Bronx Family's Christmas Display Is 'So Bad, It's Good' | WAMU 88.5 - American University Radio
Filed Under:

Bronx Family's Christmas Display Is 'So Bad, It's Good'

Play associated audio

A few strings of lights and an inflatable Santa are enough for some people when it comes to holiday decorations. But not for the Garabedian family of the Bronx, whose over-the-top Christmas displays have been a traffic-snarling must-see for nearly four decades. And "traditional" is definitely not the right word for this holiday attraction.

The first giveaway might be the music the Garabedians play through speakers outside their home. Instead of a Christmas carol, you're more likely to hear a hit single from a singer like Engelbert Humperdinck.

While you will find Dasher, Dancer and the rest of Santa's reindeer crew up on the second-story deck, the Garabedians' massive holiday display also features life-size figures of other notables generally not associated with Christmas, including Elizabeth Taylor, Marilyn Monroe, Cher and Michael Jackson.

It's a spectacle that generates an annual long line of cars cruising slowly past the family's two-story house in an ordinarily quiet residential neighborhood.

Gary Garabedian's mother started the tradition of decorating the house in 1973 as a way to give back to the community. Garabedian was 9 at the time. He says it started off small, with just a few dolls. Now, they have more than 150 mannequins.
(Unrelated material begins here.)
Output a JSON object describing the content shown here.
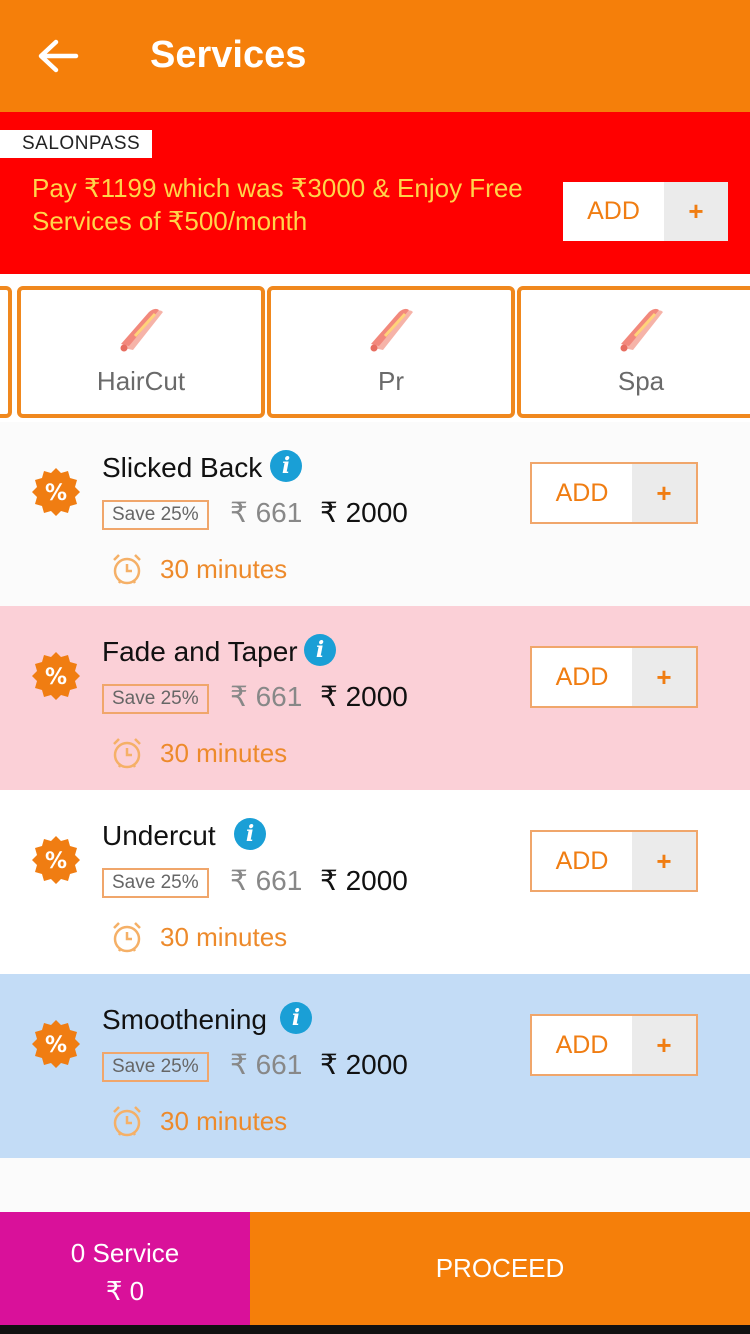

Many are robotic. Some simply move their heads or hands. Others play instruments.

"Some are dancing the waltz — the Beauty and the Beast is doing the whole waltz," he says. Some of the chandeliers spin, too, he adds.

There's even a Liberace-like mannequin playing a Steinway piano that looks like the real thing. The Garabedians make the fiberglass mannequins themselves. The family's in the dressmaking business, so the mannequins get outfitted in fashions you might see on the red carpet.

"It's so over-the-top. It's kind of like, it's so bad it's good. I think it's just great," says Paul Lurrie, who drove 40 minutes from Belle Harbor in Queens to see the elaborate display.

Connie Hardy lives on the other side of the Bronx. She came to see the house with her family and best friend. She says it makes her feel like a kid again. "It's just phenomenal. I can do this every day. Come and see this every day," she says.

This was Hardy's first time here, but for a lot of people, it's a holiday tradition. "I love this house. This is awesome. Every year is different. They always add different characters," says Damaris Rios, who has been coming for 20 years.

Alvin and the Chipmunks made their debut this year. Next year, Elvis will take the stage for the first time. Garabedian says the display took on a celebrity theme a few years ago.

"When somebody's born, a birthday, it's a celebration. So Christmas is a birthday. All the movie stars come together to celebrate Christ's birth," he says.

A giant Nativity scene overlooks the entire display. Garabedian says more than 50 500-watt halogen spotlights illuminate the whole thing. Their electricity bill runs about $2,000 for the season, but he says it's worth it because of the smiles it puts on people's faces. As for the neighbors annoyed by all the traffic on their block, Garabedian says he encourages them to just bear with it.

Copyright 2011 WFUV-FM. To see more, visit http://www.wfuv.org.

NPR

High Tea, Afternoon Tea, Elevenses: English Tea Times For Dummies

It's easy to get overwhelmed by the English and their social tea traditions. What time are they each at, anyways? But don't fret. The Salt is here to offer guidance.
NPR

High Tea, Afternoon Tea, Elevenses: English Tea Times For Dummies

It's easy to get overwhelmed by the English and their social tea traditions. What time are they each at, anyways? But don't fret. The Salt is here to offer guidance.
NPR

Chris Christie Becomes 14th Republican Presidential Candidate

With New Jersey Gov. Chris Christie in the race, there are now 14 Republican candidates for president. Two more are expected to join by the end of July.
NPR

Flood Maps Can Get Much Sharper With A Little Supercomputing Oomph

Entrepreneurs are turning to Oak Ridge National Lab's supercomputer to make all sorts of things, including maps that are much more accurate in predicting how a neighborhood will fare in a flood.

Leave a Comment

Help keep the conversation civil. Please refer to our Terms of Use and Code of Conduct before posting your comments.